Segment Start: INPUT RECORDS

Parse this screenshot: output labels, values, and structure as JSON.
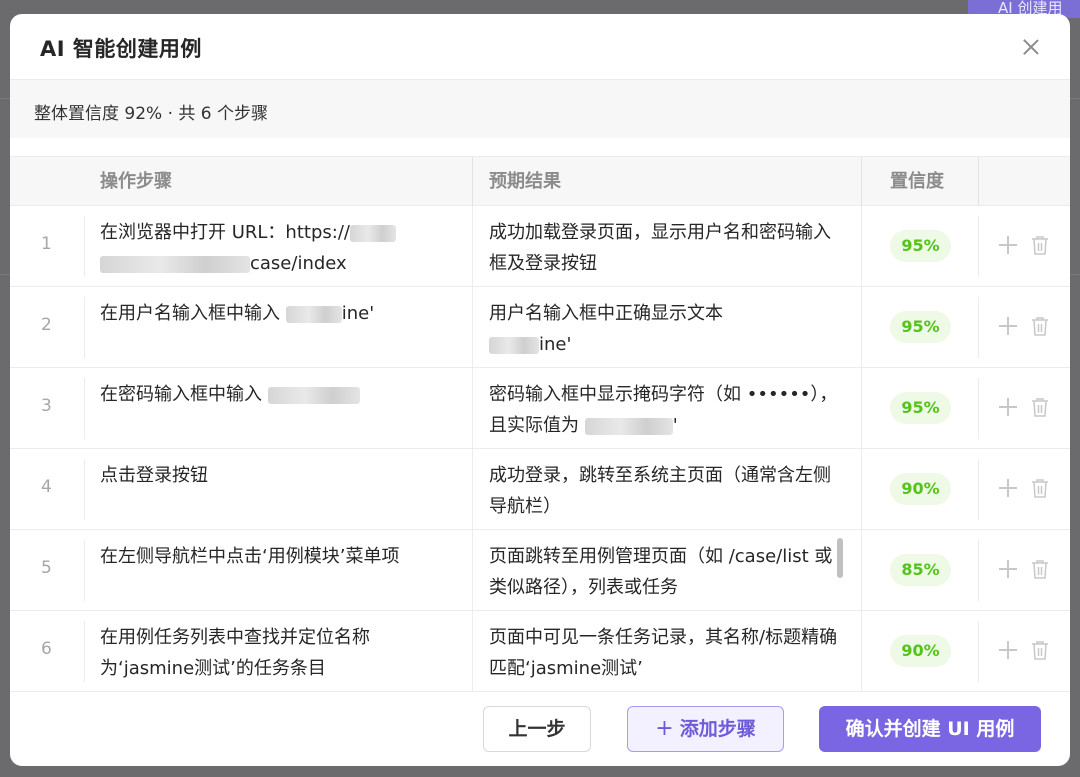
{
  "background": {
    "button_label": "AI 创建用"
  },
  "modal": {
    "title": "AI 智能创建用例",
    "summary": "整体置信度 92% · 共 6 个步骤",
    "columns": {
      "step": "操作步骤",
      "expected": "预期结果",
      "confidence": "置信度"
    },
    "rows": [
      {
        "num": "1",
        "step_a": "在浏览器中打开 URL：https://",
        "step_b": "case/index",
        "expected": "成功加载登录页面，显示用户名和密码输入框及登录按钮",
        "confidence": "95%"
      },
      {
        "num": "2",
        "step_a": "在用户名输入框中输入 ",
        "step_b": "ine'",
        "expected_a": "用户名输入框中正确显示文本",
        "expected_b": "ine'",
        "confidence": "95%"
      },
      {
        "num": "3",
        "step_a": "在密码输入框中输入 ",
        "expected_a": "密码输入框中显示掩码字符（如 ••••••），且实际值为 ",
        "expected_b": "'",
        "confidence": "95%"
      },
      {
        "num": "4",
        "step": "点击登录按钮",
        "expected": "成功登录，跳转至系统主页面（通常含左侧导航栏）",
        "confidence": "90%"
      },
      {
        "num": "5",
        "step": "在左侧导航栏中点击‘用例模块’菜单项",
        "expected": "页面跳转至用例管理页面（如 /case/list 或类似路径），列表或任务",
        "confidence": "85%"
      },
      {
        "num": "6",
        "step": "在用例任务列表中查找并定位名称为‘jasmine测试’的任务条目",
        "expected": "页面中可见一条任务记录，其名称/标题精确匹配‘jasmine测试’",
        "confidence": "90%"
      }
    ],
    "buttons": {
      "prev": "上一步",
      "add_plus": "+",
      "add": "添加步骤",
      "confirm": "确认并创建 UI 用例"
    }
  }
}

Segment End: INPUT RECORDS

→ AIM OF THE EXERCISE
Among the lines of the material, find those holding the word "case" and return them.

→ PROBLEM SOLUTION
        "step_b": "case/index",
        "expected": "页面跳转至用例管理页面（如 /case/list 或类似路径），列表或任务",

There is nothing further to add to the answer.